╭─ RECORDS PROVIDED

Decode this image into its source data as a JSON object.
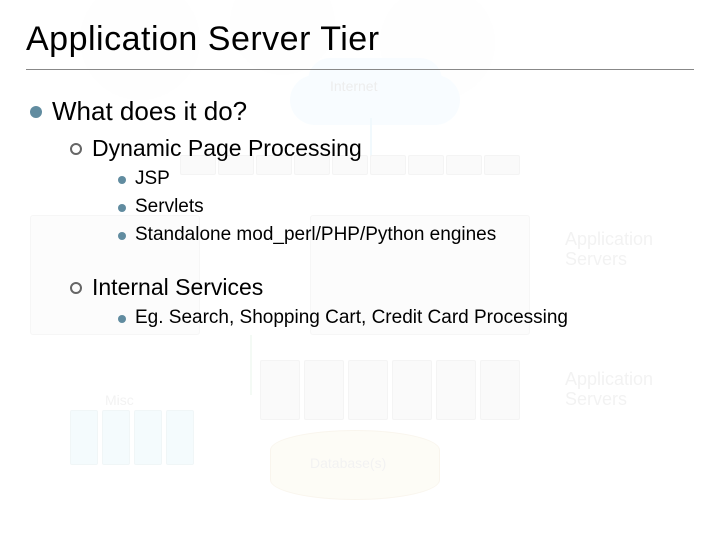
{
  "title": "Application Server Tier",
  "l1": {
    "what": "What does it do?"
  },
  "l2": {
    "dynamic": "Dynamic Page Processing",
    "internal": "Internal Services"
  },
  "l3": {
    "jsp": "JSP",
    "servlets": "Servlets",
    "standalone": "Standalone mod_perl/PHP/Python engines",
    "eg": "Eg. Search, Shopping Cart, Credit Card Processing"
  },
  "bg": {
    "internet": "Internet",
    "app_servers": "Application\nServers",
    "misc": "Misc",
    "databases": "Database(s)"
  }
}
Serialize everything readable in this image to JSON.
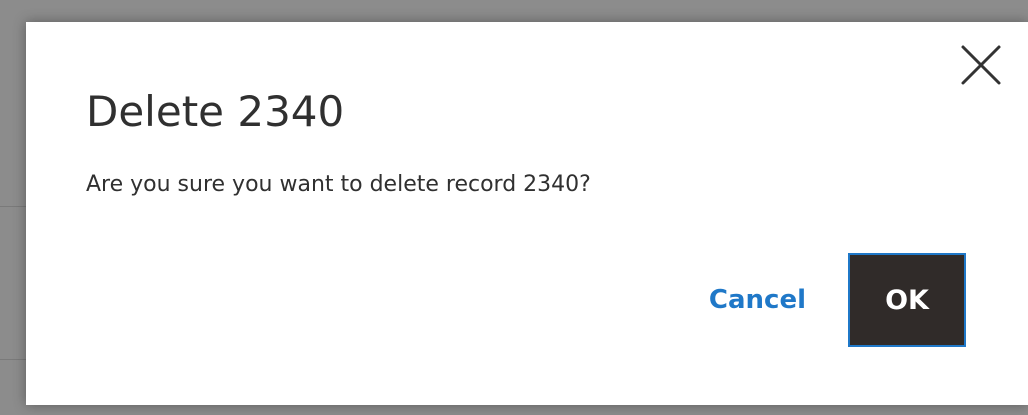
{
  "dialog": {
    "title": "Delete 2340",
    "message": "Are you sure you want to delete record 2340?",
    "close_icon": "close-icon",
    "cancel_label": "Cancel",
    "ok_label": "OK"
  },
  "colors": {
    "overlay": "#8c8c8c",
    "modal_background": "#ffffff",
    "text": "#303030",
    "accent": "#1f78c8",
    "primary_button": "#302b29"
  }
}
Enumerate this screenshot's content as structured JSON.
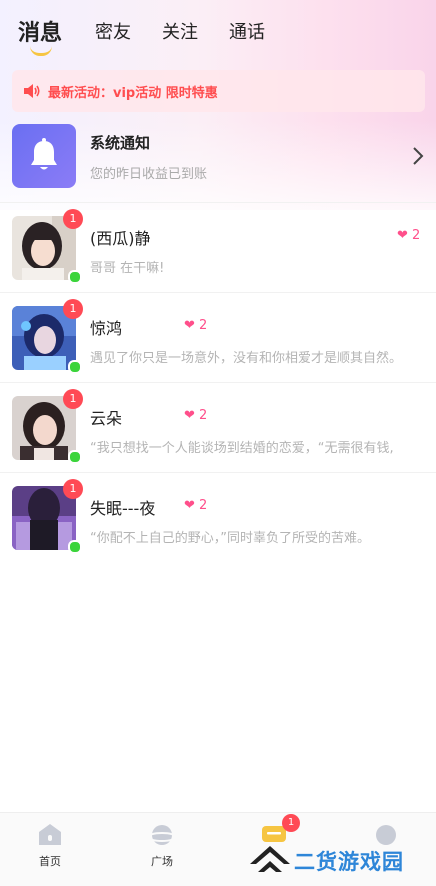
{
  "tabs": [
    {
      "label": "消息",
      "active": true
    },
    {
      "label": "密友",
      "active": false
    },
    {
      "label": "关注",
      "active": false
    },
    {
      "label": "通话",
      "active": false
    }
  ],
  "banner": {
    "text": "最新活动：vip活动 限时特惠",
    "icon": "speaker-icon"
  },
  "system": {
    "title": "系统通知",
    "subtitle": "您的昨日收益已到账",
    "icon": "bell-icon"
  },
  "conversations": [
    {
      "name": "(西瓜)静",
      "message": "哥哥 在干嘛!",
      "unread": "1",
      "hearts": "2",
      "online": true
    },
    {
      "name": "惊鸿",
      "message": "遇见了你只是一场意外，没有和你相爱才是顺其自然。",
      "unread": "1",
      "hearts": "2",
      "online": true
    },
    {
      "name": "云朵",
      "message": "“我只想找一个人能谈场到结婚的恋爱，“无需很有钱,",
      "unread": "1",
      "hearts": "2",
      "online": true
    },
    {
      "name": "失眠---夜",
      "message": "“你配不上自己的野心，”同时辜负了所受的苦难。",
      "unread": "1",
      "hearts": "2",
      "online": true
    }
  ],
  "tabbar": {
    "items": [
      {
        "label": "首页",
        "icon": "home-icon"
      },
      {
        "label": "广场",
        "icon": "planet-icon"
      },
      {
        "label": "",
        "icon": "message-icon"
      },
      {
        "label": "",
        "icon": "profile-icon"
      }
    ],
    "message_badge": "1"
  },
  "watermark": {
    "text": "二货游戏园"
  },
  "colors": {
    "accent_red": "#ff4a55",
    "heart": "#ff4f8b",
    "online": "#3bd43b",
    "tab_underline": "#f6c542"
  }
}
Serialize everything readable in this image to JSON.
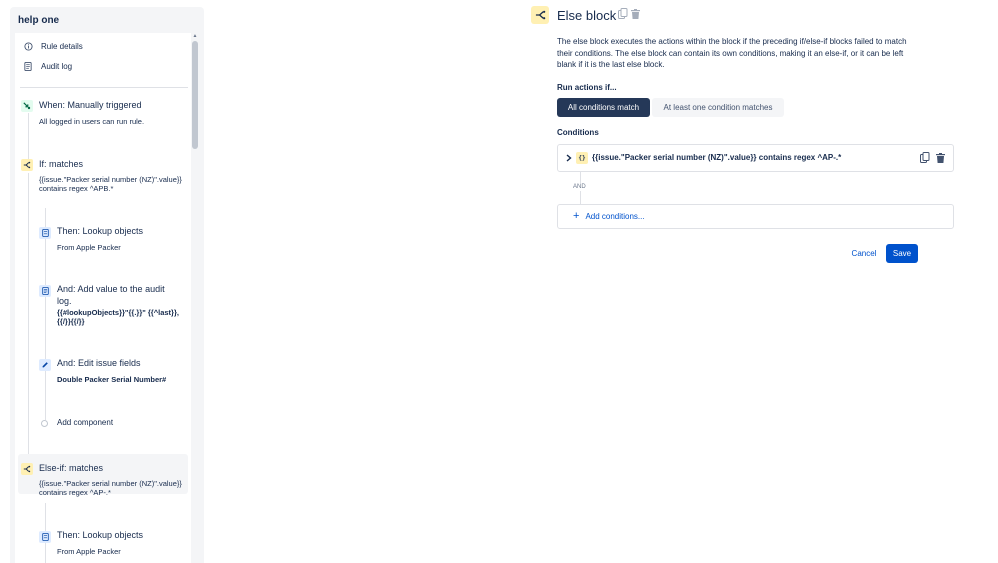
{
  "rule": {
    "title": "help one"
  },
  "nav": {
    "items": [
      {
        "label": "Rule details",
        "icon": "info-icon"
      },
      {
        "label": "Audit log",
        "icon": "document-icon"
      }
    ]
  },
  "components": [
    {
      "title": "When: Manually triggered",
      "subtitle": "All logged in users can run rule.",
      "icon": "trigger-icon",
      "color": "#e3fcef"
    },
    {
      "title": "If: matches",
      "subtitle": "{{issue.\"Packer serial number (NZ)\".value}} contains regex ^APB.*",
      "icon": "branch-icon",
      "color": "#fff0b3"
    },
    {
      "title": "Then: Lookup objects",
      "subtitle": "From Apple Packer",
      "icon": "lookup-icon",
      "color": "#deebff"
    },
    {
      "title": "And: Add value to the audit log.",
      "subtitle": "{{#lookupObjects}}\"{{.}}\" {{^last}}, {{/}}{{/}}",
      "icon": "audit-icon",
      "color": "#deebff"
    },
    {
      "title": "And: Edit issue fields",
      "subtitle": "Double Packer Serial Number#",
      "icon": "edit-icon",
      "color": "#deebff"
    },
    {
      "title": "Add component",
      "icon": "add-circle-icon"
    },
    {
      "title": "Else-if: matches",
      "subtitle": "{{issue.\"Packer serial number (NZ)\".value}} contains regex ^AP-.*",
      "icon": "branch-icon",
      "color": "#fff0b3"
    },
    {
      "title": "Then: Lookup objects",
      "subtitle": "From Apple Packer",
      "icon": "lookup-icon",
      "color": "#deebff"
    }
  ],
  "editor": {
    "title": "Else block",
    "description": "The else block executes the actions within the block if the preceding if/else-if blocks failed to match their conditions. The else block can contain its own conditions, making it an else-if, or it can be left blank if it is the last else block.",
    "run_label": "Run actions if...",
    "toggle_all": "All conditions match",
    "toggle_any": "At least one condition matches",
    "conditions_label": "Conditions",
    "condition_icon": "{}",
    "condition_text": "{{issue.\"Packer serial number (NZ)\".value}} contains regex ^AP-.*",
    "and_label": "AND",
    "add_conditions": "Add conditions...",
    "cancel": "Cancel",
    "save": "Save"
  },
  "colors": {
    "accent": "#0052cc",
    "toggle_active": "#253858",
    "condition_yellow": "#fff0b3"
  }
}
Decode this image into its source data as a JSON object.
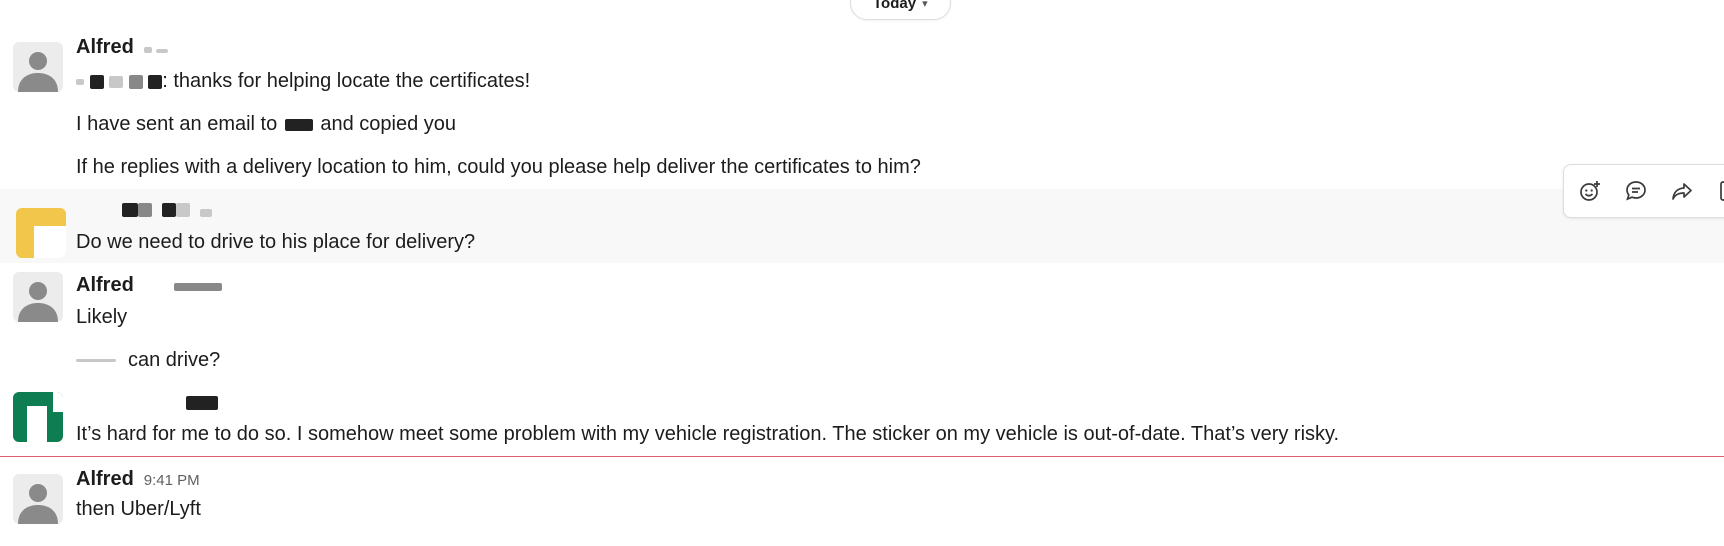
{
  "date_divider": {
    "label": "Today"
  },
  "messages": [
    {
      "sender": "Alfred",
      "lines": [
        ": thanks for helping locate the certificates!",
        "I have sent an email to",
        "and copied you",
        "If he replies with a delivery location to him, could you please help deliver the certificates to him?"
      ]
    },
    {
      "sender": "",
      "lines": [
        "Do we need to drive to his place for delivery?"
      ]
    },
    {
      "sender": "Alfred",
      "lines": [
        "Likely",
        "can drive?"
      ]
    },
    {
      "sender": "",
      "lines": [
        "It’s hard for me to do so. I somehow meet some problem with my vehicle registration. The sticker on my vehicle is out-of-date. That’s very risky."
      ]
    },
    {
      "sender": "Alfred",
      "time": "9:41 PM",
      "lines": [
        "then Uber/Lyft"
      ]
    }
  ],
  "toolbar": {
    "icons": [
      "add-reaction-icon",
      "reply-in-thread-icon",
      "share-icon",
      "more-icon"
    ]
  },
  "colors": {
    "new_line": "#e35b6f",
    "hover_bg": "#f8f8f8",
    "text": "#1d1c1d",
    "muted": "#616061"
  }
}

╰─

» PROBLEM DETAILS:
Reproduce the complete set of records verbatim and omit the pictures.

» YOUR RESPONSE:
Decode this image into its source data as a JSON object.
{
  "title": "Application Server Tier",
  "l1": {
    "what": "What does it do?"
  },
  "l2": {
    "dynamic": "Dynamic Page Processing",
    "internal": "Internal Services"
  },
  "l3": {
    "jsp": "JSP",
    "servlets": "Servlets",
    "standalone": "Standalone mod_perl/PHP/Python engines",
    "eg": "Eg. Search, Shopping Cart, Credit Card Processing"
  },
  "bg": {
    "internet": "Internet",
    "app_servers": "Application\nServers",
    "misc": "Misc",
    "databases": "Database(s)"
  }
}
Serialize everything readable in this image to JSON.
{
  "dialog": {
    "title": "Delete 2340",
    "message": "Are you sure you want to delete record 2340?",
    "close_icon": "close-icon",
    "cancel_label": "Cancel",
    "ok_label": "OK"
  },
  "colors": {
    "overlay": "#8c8c8c",
    "modal_background": "#ffffff",
    "text": "#303030",
    "accent": "#1f78c8",
    "primary_button": "#302b29"
  }
}
Enumerate this screenshot's content as structured JSON.
{
  "tabs": [
    {
      "label": "消息",
      "active": true
    },
    {
      "label": "密友",
      "active": false
    },
    {
      "label": "关注",
      "active": false
    },
    {
      "label": "通话",
      "active": false
    }
  ],
  "banner": {
    "text": "最新活动：vip活动 限时特惠",
    "icon": "speaker-icon"
  },
  "system": {
    "title": "系统通知",
    "subtitle": "您的昨日收益已到账",
    "icon": "bell-icon"
  },
  "conversations": [
    {
      "name": "(西瓜)静",
      "message": "哥哥 在干嘛!",
      "unread": "1",
      "hearts": "2",
      "online": true
    },
    {
      "name": "惊鸿",
      "message": "遇见了你只是一场意外，没有和你相爱才是顺其自然。",
      "unread": "1",
      "hearts": "2",
      "online": true
    },
    {
      "name": "云朵",
      "message": "“我只想找一个人能谈场到结婚的恋爱，“无需很有钱,",
      "unread": "1",
      "hearts": "2",
      "online": true
    },
    {
      "name": "失眠---夜",
      "message": "“你配不上自己的野心，”同时辜负了所受的苦难。",
      "unread": "1",
      "hearts": "2",
      "online": true
    }
  ],
  "tabbar": {
    "items": [
      {
        "label": "首页",
        "icon": "home-icon"
      },
      {
        "label": "广场",
        "icon": "planet-icon"
      },
      {
        "label": "",
        "icon": "message-icon"
      },
      {
        "label": "",
        "icon": "profile-icon"
      }
    ],
    "message_badge": "1"
  },
  "watermark": {
    "text": "二货游戏园"
  },
  "colors": {
    "accent_red": "#ff4a55",
    "heart": "#ff4f8b",
    "online": "#3bd43b",
    "tab_underline": "#f6c542"
  }
}
Serialize everything readable in this image to JSON.
{
  "rule": {
    "title": "help one"
  },
  "nav": {
    "items": [
      {
        "label": "Rule details",
        "icon": "info-icon"
      },
      {
        "label": "Audit log",
        "icon": "document-icon"
      }
    ]
  },
  "components": [
    {
      "title": "When: Manually triggered",
      "subtitle": "All logged in users can run rule.",
      "icon": "trigger-icon",
      "color": "#e3fcef"
    },
    {
      "title": "If: matches",
      "subtitle": "{{issue.\"Packer serial number (NZ)\".value}} contains regex ^APB.*",
      "icon": "branch-icon",
      "color": "#fff0b3"
    },
    {
      "title": "Then: Lookup objects",
      "subtitle": "From Apple Packer",
      "icon": "lookup-icon",
      "color": "#deebff"
    },
    {
      "title": "And: Add value to the audit log.",
      "subtitle": "{{#lookupObjects}}\"{{.}}\" {{^last}}, {{/}}{{/}}",
      "icon": "audit-icon",
      "color": "#deebff"
    },
    {
      "title": "And: Edit issue fields",
      "subtitle": "Double Packer Serial Number#",
      "icon": "edit-icon",
      "color": "#deebff"
    },
    {
      "title": "Add component",
      "icon": "add-circle-icon"
    },
    {
      "title": "Else-if: matches",
      "subtitle": "{{issue.\"Packer serial number (NZ)\".value}} contains regex ^AP-.*",
      "icon": "branch-icon",
      "color": "#fff0b3"
    },
    {
      "title": "Then: Lookup objects",
      "subtitle": "From Apple Packer",
      "icon": "lookup-icon",
      "color": "#deebff"
    }
  ],
  "editor": {
    "title": "Else block",
    "description": "The else block executes the actions within the block if the preceding if/else-if blocks failed to match their conditions. The else block can contain its own conditions, making it an else-if, or it can be left blank if it is the last else block.",
    "run_label": "Run actions if...",
    "toggle_all": "All conditions match",
    "toggle_any": "At least one condition matches",
    "conditions_label": "Conditions",
    "condition_icon": "{}",
    "condition_text": "{{issue.\"Packer serial number (NZ)\".value}} contains regex ^AP-.*",
    "and_label": "AND",
    "add_conditions": "Add conditions...",
    "cancel": "Cancel",
    "save": "Save"
  },
  "colors": {
    "accent": "#0052cc",
    "toggle_active": "#253858",
    "condition_yellow": "#fff0b3"
  }
}
Decode this image into its source data as a JSON object.
{
  "date_divider": {
    "label": "Today"
  },
  "messages": [
    {
      "sender": "Alfred",
      "lines": [
        ": thanks for helping locate the certificates!",
        "I have sent an email to",
        "and copied you",
        "If he replies with a delivery location to him, could you please help deliver the certificates to him?"
      ]
    },
    {
      "sender": "",
      "lines": [
        "Do we need to drive to his place for delivery?"
      ]
    },
    {
      "sender": "Alfred",
      "lines": [
        "Likely",
        "can drive?"
      ]
    },
    {
      "sender": "",
      "lines": [
        "It’s hard for me to do so. I somehow meet some problem with my vehicle registration. The sticker on my vehicle is out-of-date. That’s very risky."
      ]
    },
    {
      "sender": "Alfred",
      "time": "9:41 PM",
      "lines": [
        "then Uber/Lyft"
      ]
    }
  ],
  "toolbar": {
    "icons": [
      "add-reaction-icon",
      "reply-in-thread-icon",
      "share-icon",
      "more-icon"
    ]
  },
  "colors": {
    "new_line": "#e35b6f",
    "hover_bg": "#f8f8f8",
    "text": "#1d1c1d",
    "muted": "#616061"
  }
}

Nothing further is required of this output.